WIT Press


PRESSURE MANAGEMENT BY COMBINING PRESSURE REDUCING VALVES AND PUMPS AS TURBINES FOR WATER LOSS REDUCTION AND ENERGY RECOVERY



Price

Free (open access)

Paper DOI

10.2495/SDP-V12-N1-89-97

Volume

Volume 12 (2017), Issue 1

Pages

8

Page Range

89 - 97

Author(s)

S. PARRA & S. KRAUSE

Abstract

Conventional pressure reducing valves (PRVs) are often used in water distribution systems for pressure control and water loss reduction. Nevertheless, depending on the conditions in the network, advanced pressure management approaches might be more suitable. In this study, the potential water loss reduction for an intelligent system that combines PRVs and pumps as turbines (PATs) in a pilot study in Germany was estimated. The aim of the proposed system is to recover the pressure energy in the supply network by transforming it into electricity and, at the same time, contribute to the reduction of water losses and material stress. In order to evaluate the pressure situation and predict the water savings of the different pressure management strategies in the studied supply area, hydraulic modelling was used. Using the calibrated model, the optimal outlet pressure for the installed PRV and for the intelligent pressure control system was calculated, taking into account the pressure at the critical point as a boundary condition. Furthermore, the pressure-dependant leakage flow was simulated using the emitter coefficient feature in EPANET. Here, a pressure exponent of 1.5 was used, assuming uniform background leakage along the distribution system. For the analysed network, 28.5% and 45% water savings are expected for the fixed and for the advanced pressure management strategy, respectively. The predicted water savings and the leakage assumptions are to be verified either on field or experimentally. This study concludes that hydraulic modelling is essential for assessing water supply networks, as well as for optimizing current pressure management strategies and predicting its benefits.
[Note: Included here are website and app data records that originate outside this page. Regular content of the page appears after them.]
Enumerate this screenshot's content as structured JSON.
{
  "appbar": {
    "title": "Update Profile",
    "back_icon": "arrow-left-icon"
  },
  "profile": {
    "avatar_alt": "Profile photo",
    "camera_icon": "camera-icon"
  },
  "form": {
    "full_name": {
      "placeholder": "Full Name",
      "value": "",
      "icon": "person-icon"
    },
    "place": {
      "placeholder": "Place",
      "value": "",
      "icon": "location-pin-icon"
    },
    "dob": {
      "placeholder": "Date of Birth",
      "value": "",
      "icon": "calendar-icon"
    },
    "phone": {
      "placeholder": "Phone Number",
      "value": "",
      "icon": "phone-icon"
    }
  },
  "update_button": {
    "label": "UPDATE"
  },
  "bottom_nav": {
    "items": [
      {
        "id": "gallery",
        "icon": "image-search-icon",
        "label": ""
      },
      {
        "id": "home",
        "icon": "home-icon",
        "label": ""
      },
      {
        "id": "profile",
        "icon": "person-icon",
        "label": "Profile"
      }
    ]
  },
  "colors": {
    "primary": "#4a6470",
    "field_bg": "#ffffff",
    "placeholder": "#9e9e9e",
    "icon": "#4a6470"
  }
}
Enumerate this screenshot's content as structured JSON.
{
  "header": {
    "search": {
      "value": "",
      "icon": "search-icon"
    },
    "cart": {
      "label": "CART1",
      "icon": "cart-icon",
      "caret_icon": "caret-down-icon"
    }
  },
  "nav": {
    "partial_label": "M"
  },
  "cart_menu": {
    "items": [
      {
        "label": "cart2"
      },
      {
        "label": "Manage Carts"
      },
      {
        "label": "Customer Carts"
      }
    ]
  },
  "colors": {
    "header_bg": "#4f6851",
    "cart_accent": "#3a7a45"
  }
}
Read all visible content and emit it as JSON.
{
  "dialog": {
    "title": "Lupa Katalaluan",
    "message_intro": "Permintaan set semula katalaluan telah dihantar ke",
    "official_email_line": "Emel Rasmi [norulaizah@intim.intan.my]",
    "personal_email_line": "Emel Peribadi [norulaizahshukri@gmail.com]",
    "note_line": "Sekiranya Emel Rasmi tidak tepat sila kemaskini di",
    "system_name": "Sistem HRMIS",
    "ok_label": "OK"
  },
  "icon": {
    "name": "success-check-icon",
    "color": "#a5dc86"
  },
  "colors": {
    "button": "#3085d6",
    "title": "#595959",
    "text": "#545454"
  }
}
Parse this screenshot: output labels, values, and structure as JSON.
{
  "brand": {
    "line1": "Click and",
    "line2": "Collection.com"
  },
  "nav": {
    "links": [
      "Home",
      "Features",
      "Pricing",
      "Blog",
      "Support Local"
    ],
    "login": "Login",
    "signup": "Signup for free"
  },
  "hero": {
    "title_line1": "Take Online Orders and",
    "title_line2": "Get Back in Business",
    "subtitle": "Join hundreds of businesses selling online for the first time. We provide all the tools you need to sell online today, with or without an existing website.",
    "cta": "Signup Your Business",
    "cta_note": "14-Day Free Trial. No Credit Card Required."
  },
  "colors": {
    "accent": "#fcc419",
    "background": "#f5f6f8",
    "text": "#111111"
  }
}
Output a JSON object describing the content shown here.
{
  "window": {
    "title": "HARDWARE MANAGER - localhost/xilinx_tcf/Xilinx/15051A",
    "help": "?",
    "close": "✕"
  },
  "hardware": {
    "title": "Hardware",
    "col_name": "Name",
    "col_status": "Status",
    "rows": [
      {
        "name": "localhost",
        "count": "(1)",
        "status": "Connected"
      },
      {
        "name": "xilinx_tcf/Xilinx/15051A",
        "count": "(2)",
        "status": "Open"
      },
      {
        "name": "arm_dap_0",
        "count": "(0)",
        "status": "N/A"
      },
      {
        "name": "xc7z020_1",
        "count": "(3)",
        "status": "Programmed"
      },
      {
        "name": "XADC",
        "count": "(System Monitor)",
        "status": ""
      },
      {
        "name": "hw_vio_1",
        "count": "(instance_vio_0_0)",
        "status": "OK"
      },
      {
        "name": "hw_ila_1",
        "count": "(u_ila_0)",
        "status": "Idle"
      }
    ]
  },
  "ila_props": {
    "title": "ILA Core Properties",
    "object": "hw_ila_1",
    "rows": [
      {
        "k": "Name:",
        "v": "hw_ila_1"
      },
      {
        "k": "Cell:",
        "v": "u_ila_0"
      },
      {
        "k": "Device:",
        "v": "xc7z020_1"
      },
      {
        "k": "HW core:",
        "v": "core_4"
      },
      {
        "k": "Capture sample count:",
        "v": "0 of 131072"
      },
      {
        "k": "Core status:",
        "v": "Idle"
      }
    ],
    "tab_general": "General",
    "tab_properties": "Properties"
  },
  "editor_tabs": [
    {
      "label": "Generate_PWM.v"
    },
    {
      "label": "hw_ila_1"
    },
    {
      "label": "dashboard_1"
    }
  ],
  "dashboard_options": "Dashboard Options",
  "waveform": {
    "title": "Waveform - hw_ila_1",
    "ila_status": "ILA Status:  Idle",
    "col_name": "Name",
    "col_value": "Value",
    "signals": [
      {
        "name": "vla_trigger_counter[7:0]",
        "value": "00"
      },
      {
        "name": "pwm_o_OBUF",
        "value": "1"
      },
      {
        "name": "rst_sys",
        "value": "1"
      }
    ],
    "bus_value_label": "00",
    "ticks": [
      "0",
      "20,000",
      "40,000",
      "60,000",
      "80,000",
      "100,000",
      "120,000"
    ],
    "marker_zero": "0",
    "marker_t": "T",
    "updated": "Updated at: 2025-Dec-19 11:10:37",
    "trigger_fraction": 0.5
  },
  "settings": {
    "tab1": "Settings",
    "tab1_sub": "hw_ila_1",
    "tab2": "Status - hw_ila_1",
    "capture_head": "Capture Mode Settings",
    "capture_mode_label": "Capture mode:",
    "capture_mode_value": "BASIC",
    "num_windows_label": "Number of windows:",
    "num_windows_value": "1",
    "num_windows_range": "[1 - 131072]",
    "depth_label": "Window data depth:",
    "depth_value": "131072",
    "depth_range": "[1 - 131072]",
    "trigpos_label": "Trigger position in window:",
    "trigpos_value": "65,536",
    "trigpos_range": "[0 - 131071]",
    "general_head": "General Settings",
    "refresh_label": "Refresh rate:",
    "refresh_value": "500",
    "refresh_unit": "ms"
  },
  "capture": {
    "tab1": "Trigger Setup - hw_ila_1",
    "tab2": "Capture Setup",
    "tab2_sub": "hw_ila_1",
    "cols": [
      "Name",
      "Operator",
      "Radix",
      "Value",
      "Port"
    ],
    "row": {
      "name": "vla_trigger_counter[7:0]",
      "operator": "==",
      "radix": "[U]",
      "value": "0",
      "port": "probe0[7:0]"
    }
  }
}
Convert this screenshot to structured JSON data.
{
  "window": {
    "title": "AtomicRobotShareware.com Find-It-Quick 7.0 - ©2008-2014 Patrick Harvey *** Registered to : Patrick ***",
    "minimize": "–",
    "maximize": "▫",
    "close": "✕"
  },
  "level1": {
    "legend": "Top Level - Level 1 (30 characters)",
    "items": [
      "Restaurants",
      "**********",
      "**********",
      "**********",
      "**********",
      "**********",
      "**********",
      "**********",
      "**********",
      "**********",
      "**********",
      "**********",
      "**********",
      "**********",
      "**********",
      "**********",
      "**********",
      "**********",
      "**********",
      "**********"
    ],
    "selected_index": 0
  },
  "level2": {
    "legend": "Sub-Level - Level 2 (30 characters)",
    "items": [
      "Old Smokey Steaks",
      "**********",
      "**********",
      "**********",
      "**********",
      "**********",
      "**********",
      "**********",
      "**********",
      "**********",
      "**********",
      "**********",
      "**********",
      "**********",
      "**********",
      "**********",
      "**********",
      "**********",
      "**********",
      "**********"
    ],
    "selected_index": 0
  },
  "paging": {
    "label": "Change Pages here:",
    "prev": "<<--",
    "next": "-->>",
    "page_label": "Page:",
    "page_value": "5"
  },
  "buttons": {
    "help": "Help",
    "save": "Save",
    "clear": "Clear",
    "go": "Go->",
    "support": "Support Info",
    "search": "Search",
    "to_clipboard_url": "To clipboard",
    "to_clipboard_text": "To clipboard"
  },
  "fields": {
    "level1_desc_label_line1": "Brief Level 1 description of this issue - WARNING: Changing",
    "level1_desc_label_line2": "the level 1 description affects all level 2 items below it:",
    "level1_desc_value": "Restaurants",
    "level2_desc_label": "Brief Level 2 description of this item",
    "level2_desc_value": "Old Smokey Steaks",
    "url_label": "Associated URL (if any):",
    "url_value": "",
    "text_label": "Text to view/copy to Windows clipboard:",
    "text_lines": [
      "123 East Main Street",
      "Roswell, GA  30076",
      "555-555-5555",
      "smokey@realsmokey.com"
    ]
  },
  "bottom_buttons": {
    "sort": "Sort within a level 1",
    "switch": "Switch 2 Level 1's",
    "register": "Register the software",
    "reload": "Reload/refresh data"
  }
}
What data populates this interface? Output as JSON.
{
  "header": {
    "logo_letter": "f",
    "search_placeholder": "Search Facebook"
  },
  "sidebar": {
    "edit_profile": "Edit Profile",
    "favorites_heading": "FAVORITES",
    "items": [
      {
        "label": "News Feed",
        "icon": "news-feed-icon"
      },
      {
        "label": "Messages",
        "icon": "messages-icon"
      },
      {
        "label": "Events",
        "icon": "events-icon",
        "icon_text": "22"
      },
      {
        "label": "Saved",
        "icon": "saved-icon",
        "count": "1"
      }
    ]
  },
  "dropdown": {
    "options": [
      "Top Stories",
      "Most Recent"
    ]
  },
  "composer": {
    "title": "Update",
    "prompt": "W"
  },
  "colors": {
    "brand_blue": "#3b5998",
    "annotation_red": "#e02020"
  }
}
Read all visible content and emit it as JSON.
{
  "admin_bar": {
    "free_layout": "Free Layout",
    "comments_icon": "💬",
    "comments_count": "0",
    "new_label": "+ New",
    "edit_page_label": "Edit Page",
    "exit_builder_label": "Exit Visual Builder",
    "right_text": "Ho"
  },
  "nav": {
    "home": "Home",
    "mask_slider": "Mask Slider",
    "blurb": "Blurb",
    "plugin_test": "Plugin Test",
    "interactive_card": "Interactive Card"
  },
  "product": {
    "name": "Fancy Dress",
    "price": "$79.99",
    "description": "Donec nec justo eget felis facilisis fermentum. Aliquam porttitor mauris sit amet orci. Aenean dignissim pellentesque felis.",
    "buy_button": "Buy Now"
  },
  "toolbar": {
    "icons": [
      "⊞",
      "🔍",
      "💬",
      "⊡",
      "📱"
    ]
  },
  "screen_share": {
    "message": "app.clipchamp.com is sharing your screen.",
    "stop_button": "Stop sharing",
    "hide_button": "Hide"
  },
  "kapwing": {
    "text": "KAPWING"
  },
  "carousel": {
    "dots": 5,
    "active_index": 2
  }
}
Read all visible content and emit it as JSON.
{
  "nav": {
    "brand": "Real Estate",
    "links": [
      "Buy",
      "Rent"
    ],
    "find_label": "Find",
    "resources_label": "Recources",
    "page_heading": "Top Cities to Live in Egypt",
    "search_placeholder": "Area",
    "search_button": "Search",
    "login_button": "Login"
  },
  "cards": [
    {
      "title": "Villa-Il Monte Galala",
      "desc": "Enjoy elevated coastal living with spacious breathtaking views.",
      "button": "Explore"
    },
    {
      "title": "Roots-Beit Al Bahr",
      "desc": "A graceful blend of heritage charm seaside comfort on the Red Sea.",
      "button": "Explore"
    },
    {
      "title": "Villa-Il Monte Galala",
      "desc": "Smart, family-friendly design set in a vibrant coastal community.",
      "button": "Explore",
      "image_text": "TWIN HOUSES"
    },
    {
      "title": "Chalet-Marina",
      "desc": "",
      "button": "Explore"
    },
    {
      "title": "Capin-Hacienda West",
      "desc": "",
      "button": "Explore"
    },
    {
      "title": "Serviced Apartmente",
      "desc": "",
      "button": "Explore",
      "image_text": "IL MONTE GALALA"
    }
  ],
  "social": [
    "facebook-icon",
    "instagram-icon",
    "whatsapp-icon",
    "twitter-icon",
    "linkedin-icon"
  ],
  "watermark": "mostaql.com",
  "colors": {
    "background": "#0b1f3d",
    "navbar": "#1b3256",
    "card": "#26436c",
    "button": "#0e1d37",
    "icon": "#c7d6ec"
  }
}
Keywords

EPANET, hydraulic modelling, pressure management, pressure reducing valve, pump as turbine, water loss reduction